I Tried the Trending Internal Shower Drink–Here Are My Thoughts
I watched TikTok after TikTok about the proper way to drink the internal shower drink and think I followed the directions to a tee. I let the mixture sit for 15 minutes in the fridge, added a tiny bit of honey to help the taste, and chugged it on an empty stomach (minus a cup of coffee). The taste honestly wasn’t awful, as it just tasted like lemon water.
The texture, however, is a different story. It was chunky.
If you have a strong gag reflex, this is not the drink for you. Regardless, it wasn’t terrible and I got it down without too much of a fight.
I drank it at 11:30 a.m., ate a balanced lunch at 1:00 p.m., and waited. After three hours, nothing had happened. A few people on TikTok experienced immediate results, so even though Dr. Shiue said it could take 12 hours, I was impatient. On hour five, there was a “movement,” but nothing crazy. Given I wasn’t constipated when I drank it, the internal shower drink probably just didn’t have as dramatic/notable of an effect on me.
Will this be something I do again? Probably not, unless I truly have a need for it. I don’t think that people with regular bowel movements really need to incorporate the internal shower drink into their diets. Maintaining a healthy level of fiber from other foods and/or adding chia seeds to other recipes should be enough. However, if you’re feeling constipated or want a good system reset, this drink will do the trick.
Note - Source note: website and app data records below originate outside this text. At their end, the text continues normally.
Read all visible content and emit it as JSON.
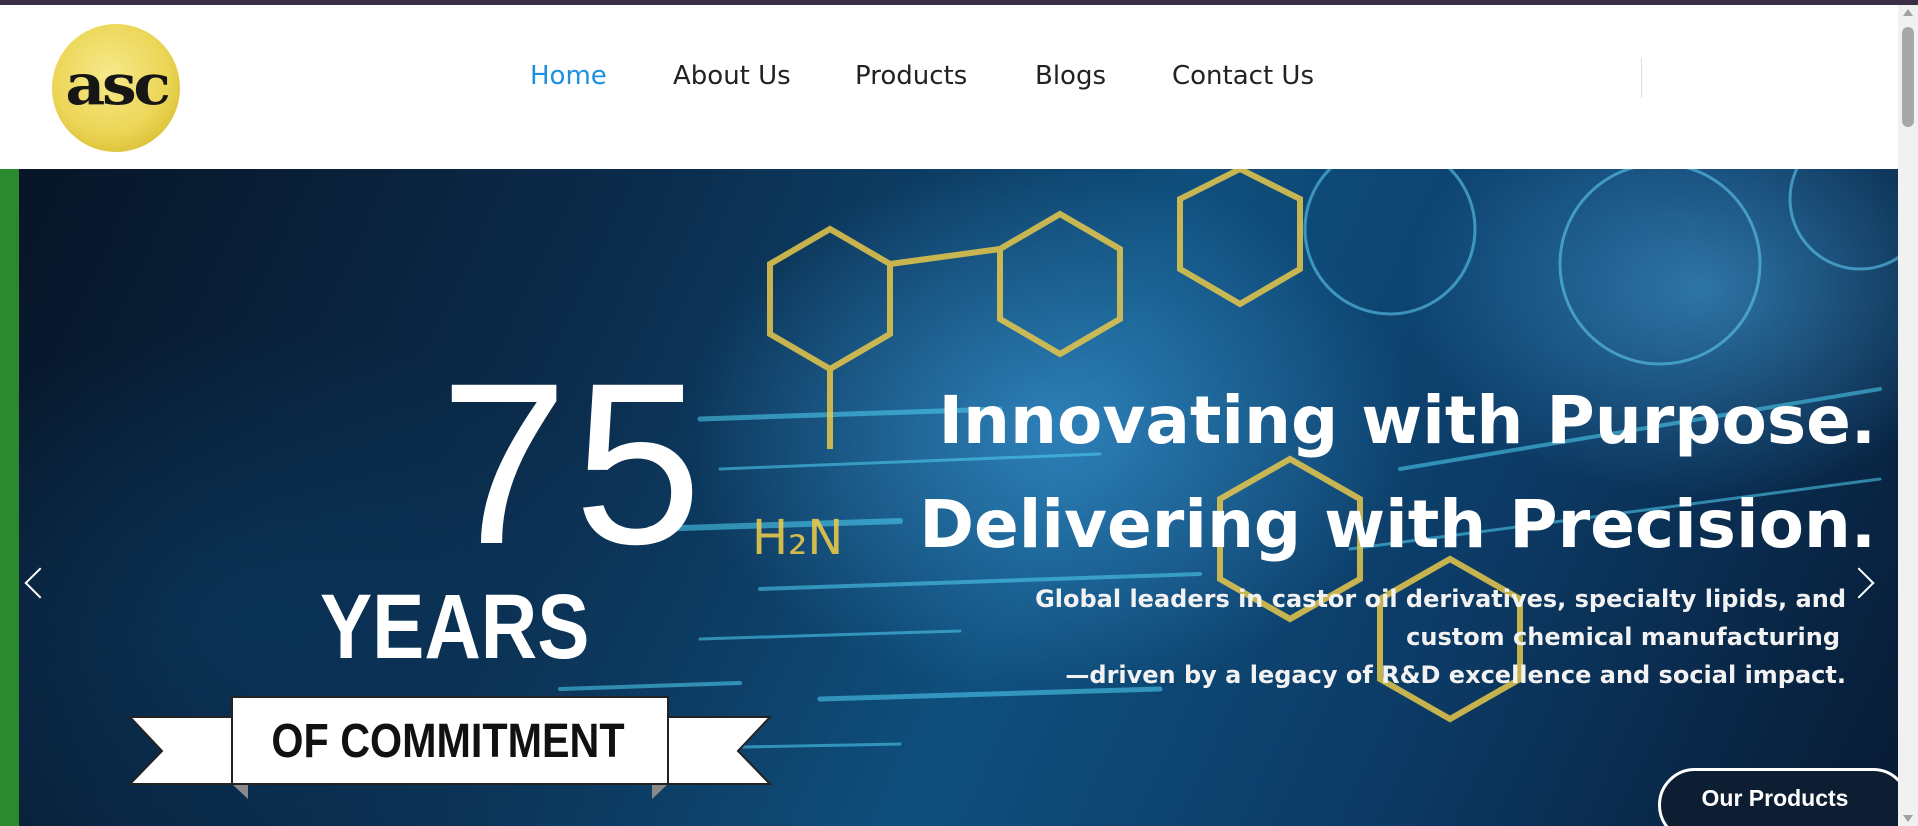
{
  "brand": {
    "logo_text": "asc"
  },
  "nav": {
    "items": [
      {
        "label": "Home",
        "active": true
      },
      {
        "label": "About Us",
        "active": false
      },
      {
        "label": "Products",
        "active": false
      },
      {
        "label": "Blogs",
        "active": false
      },
      {
        "label": "Contact Us",
        "active": false
      }
    ]
  },
  "hero": {
    "badge": {
      "number": "75",
      "unit": "YEARS",
      "ribbon": "OF COMMITMENT"
    },
    "headline_1": "Innovating with Purpose.",
    "headline_2": "Delivering with Precision.",
    "sub_lines": [
      "Global leaders in castor oil derivatives, specialty lipids, and",
      "custom chemical manufacturing",
      "—driven by a legacy of R&D excellence and social impact."
    ],
    "cta_label": "Our Products",
    "prev_icon": "chevron-left",
    "next_icon": "chevron-right"
  },
  "colors": {
    "nav_active": "#1e90e0",
    "nav_default": "#222222",
    "accent_bar": "#2c8a2e",
    "top_strip": "#3a2f45"
  }
}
Have you tried the internal shower drink? Let us know in the comments below.